incidental job in relation to the principal activity of the Er.
NOTE: But despite the distinction between regular and casual employment, every Ee
shall be entitled to the same rights and privileges, and shall be subject to the
same duties as may be granted by law to regular Ees during the period of their
actual employment.
2. An Ee is engaged to perform a job, work or service which is merely incidental to the
business of the Er, and such job, work or service is for a definite period made
known to the Ee at the time of engagement [IRR, Book Vi, Rule I, Sec. 5 (b)].
DISMISSAL FROM EMPLOYMENT

No worker shall be dismissed except for a just or authorized cause provided by law
and after due process (Both substantive and procedural due process must be
afforded to the employee).
In case of regular employment, the requirement of substantive due process (Security
of Tenure) is satisfied when the Er does not terminate the services of an Ee
unless it is for a just cause or when authorized by the LC on Termination of
Employment (LC, Art. 279).
JUST CAUSE AUTHORIZED CAUSE
Those initiated by the employee Those initiated by the employer in
the exercise of Management
prerogative.
The law do not require that The law requires that the Separation
Separation pay be paid. pay be paid.

Non-complaince of due process; Non-compliance of due process;


indemnity: PHP 30,000 indemnity: PHP 50,000
JUST CAUSE

Termination intitated by the employee. Exercise of management prerogative, however


must not be exercised wwith abuse of discretion.
Procedural requirements:
1. Notice (two-notice rule)
2. Hearing
3. Judgment
Where the employer had a valid reason to dismiss the employee but has failed to
comply with the due process requirement, the dismissal may be upheld but the
employer will be penalized to pay an indemnity to the employee (Wenphil Corp. v.
NLRC, G.R. No. 80587, February 8, 1989).
JUST CAUSES FOR TERMINATION

1. Serious misconduct or willful disobedience by the Ee of the lawful orders of his Er


or representative in connection with his work;
2. Gross and habitual neglect by the Ee of his duties;
3. Fraud or willful breach by the Ee of the trust reposed in him by his Er or duly
organized representative;
4. Commission of a crime or offense by the Ee against the person of his Er or any
immediate member of his family or his duly authorized representative;
5. Other causes analogous to the foregoing (LC, Art. 282).
AUTHORIZED CAUSES
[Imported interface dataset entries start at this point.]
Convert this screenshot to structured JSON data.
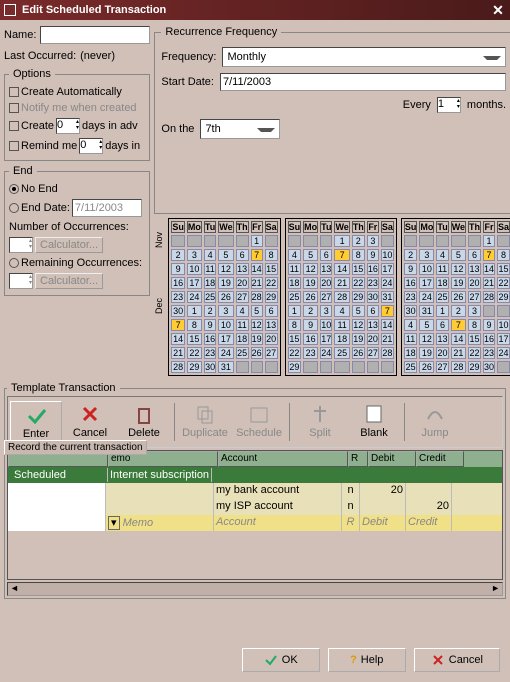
{
  "title": "Edit Scheduled Transaction",
  "name_label": "Name:",
  "name_value": "",
  "last_occurred_label": "Last Occurred:",
  "last_occurred_value": "(never)",
  "options": {
    "legend": "Options",
    "create_auto": "Create Automatically",
    "notify": "Notify me when created",
    "create_label": "Create",
    "create_days": "0",
    "days_in_adv": "days in adv",
    "remind_label": "Remind me",
    "remind_days": "0",
    "days_in": "days in"
  },
  "end": {
    "legend": "End",
    "no_end": "No End",
    "end_date_label": "End Date:",
    "end_date_value": "7/11/2003",
    "num_occ": "Number of Occurrences:",
    "rem_occ": "Remaining Occurrences:",
    "calc": "Calculator..."
  },
  "recurrence": {
    "legend": "Recurrence Frequency",
    "freq_label": "Frequency:",
    "freq_value": "Monthly",
    "start_label": "Start Date:",
    "start_value": "7/11/2003",
    "every_label": "Every",
    "every_value": "1",
    "every_unit": "months.",
    "on_label": "On the",
    "on_value": "7th"
  },
  "day_headers": [
    "Su",
    "Mo",
    "Tu",
    "We",
    "Th",
    "Fr",
    "Sa"
  ],
  "month_labels": [
    "Nov",
    "Dec"
  ],
  "cal1_rows": [
    [
      "",
      "",
      "",
      "",
      "",
      "1"
    ],
    [
      2,
      3,
      4,
      5,
      6,
      "7h",
      8
    ],
    [
      9,
      10,
      11,
      12,
      13,
      14,
      15
    ],
    [
      16,
      17,
      18,
      19,
      20,
      21,
      22
    ],
    [
      23,
      24,
      25,
      26,
      27,
      28,
      29
    ],
    [
      30,
      1,
      2,
      3,
      4,
      5,
      6
    ],
    [
      "7h",
      8,
      9,
      10,
      11,
      12,
      13
    ],
    [
      14,
      15,
      16,
      17,
      18,
      19,
      20
    ],
    [
      21,
      22,
      23,
      24,
      25,
      26,
      27
    ],
    [
      28,
      29,
      30,
      31,
      "",
      "",
      ""
    ]
  ],
  "cal2_rows": [
    [
      "",
      "",
      "",
      "1",
      2,
      3
    ],
    [
      4,
      5,
      6,
      "7h",
      8,
      9,
      10
    ],
    [
      11,
      12,
      13,
      14,
      15,
      16,
      17
    ],
    [
      18,
      19,
      20,
      21,
      22,
      23,
      24
    ],
    [
      25,
      26,
      27,
      28,
      29,
      30,
      31
    ],
    [
      1,
      2,
      3,
      4,
      5,
      6,
      "7h"
    ],
    [
      8,
      9,
      10,
      11,
      12,
      13,
      14
    ],
    [
      15,
      16,
      17,
      18,
      19,
      20,
      21
    ],
    [
      22,
      23,
      24,
      25,
      26,
      27,
      28
    ],
    [
      29,
      "",
      "",
      "",
      "",
      "",
      ""
    ]
  ],
  "cal3_rows": [
    [
      "",
      "",
      "",
      "",
      "",
      1
    ],
    [
      2,
      3,
      4,
      5,
      6,
      "7h",
      8
    ],
    [
      9,
      10,
      11,
      12,
      13,
      14,
      15
    ],
    [
      16,
      17,
      18,
      19,
      20,
      21,
      22
    ],
    [
      23,
      24,
      25,
      26,
      27,
      28,
      29
    ],
    [
      30,
      31,
      1,
      2,
      3
    ],
    [
      4,
      5,
      6,
      "7h",
      8,
      9,
      10
    ],
    [
      11,
      12,
      13,
      14,
      15,
      16,
      17
    ],
    [
      18,
      19,
      20,
      21,
      22,
      23,
      24
    ],
    [
      25,
      26,
      27,
      28,
      29,
      30,
      ""
    ]
  ],
  "template": {
    "legend": "Template Transaction",
    "buttons": [
      "Enter",
      "Cancel",
      "Delete",
      "Duplicate",
      "Schedule",
      "Split",
      "Blank",
      "Jump"
    ],
    "tooltip": "Record the current transaction",
    "headers": {
      "date": "",
      "memo": "emo",
      "account": "Account",
      "r": "R",
      "debit": "Debit",
      "credit": "Credit"
    },
    "row0": {
      "date": "Scheduled",
      "desc": "Internet subscription"
    },
    "row1": {
      "account": "my bank account",
      "r": "n",
      "debit": "20"
    },
    "row2": {
      "account": "my ISP account",
      "r": "n",
      "credit": "20"
    },
    "placeholder": {
      "memo": "Memo",
      "account": "Account",
      "r": "R",
      "debit": "Debit",
      "credit": "Credit"
    }
  },
  "footer": {
    "ok": "OK",
    "help": "Help",
    "cancel": "Cancel"
  }
}
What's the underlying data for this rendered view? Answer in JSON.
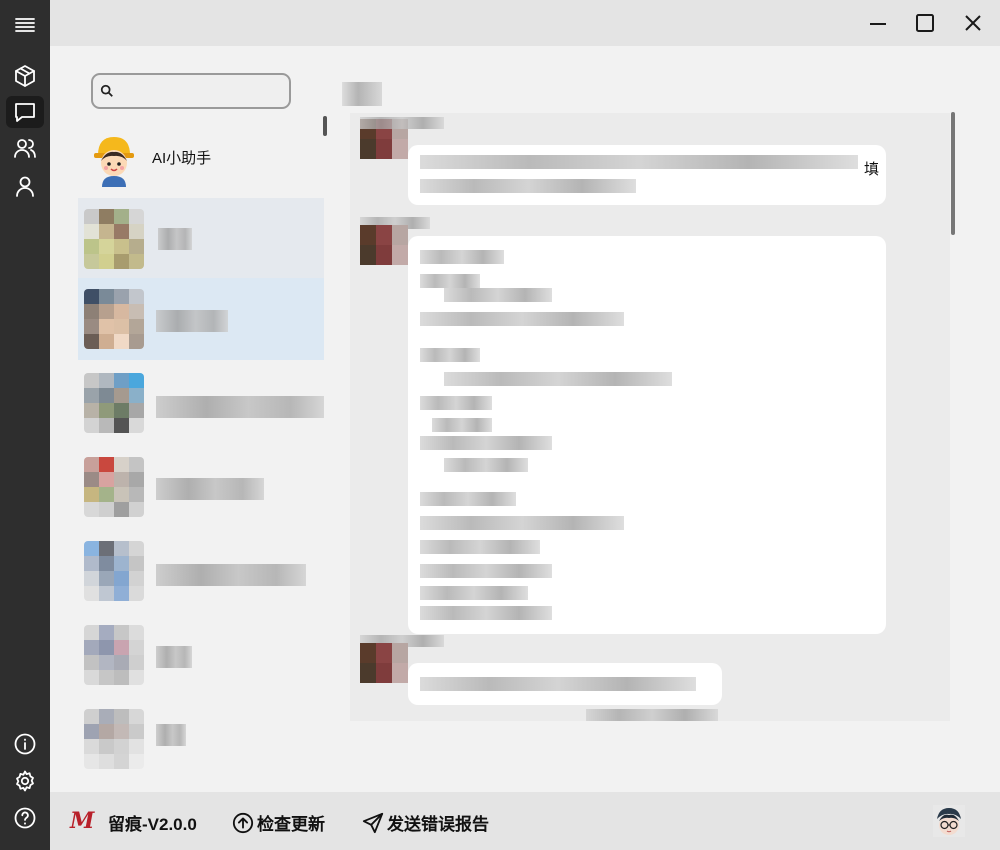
{
  "app": {
    "window_controls": {
      "minimize": "minimize",
      "maximize": "maximize",
      "close": "close"
    }
  },
  "rail": {
    "items": [
      {
        "icon": "menu-icon"
      },
      {
        "icon": "box-icon"
      },
      {
        "icon": "chat-icon",
        "active": true
      },
      {
        "icon": "contacts-icon"
      },
      {
        "icon": "user-icon"
      },
      {
        "icon": "info-icon"
      },
      {
        "icon": "settings-icon"
      },
      {
        "icon": "help-icon"
      }
    ]
  },
  "search": {
    "value": "",
    "placeholder": ""
  },
  "contacts": [
    {
      "name": "AI小助手"
    },
    {
      "name": ""
    },
    {
      "name": ""
    },
    {
      "name": ""
    },
    {
      "name": ""
    },
    {
      "name": ""
    },
    {
      "name": ""
    },
    {
      "name": ""
    }
  ],
  "chat": {
    "messages": [
      {
        "visible_fragment": "填"
      }
    ]
  },
  "footer": {
    "version_label": "留痕-V2.0.0",
    "check_update_label": "检查更新",
    "report_label": "发送错误报告",
    "accent": "#b8202a"
  }
}
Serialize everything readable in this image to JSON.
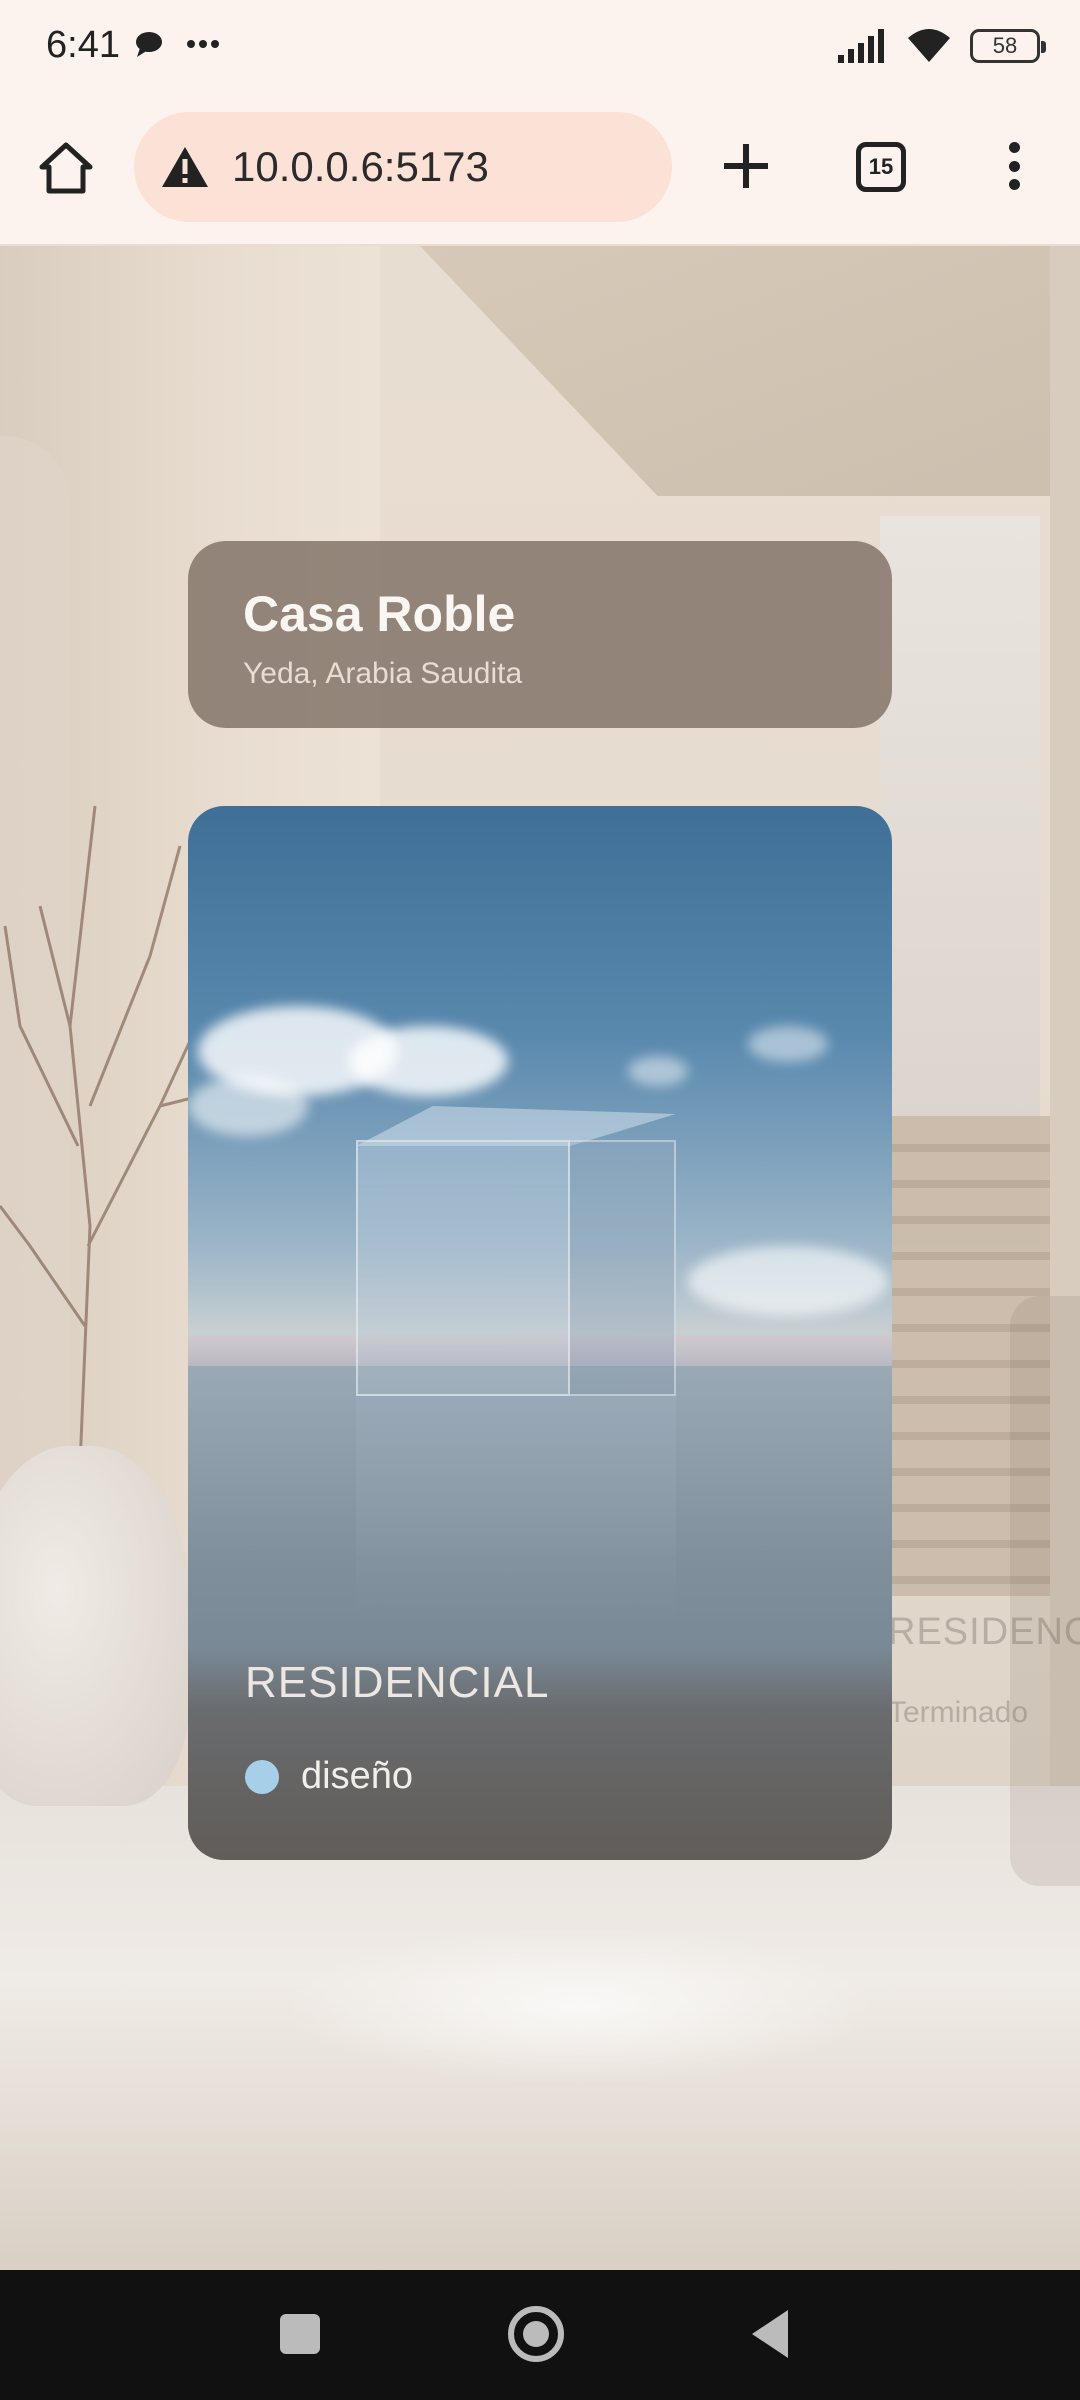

Authorized causes – initiated by the employer’s exercise of management prerogative,


who shall be liable to pay separation pay as mandated by law. Does not usually
require delinquency or culpability on the part of the employee.
1. Installation of labor-saving devices
2. Redundancy
3. Reorganization
4. Retrenchment
5. Closing or cessation of operation of the establishment or undertaking
6. Disease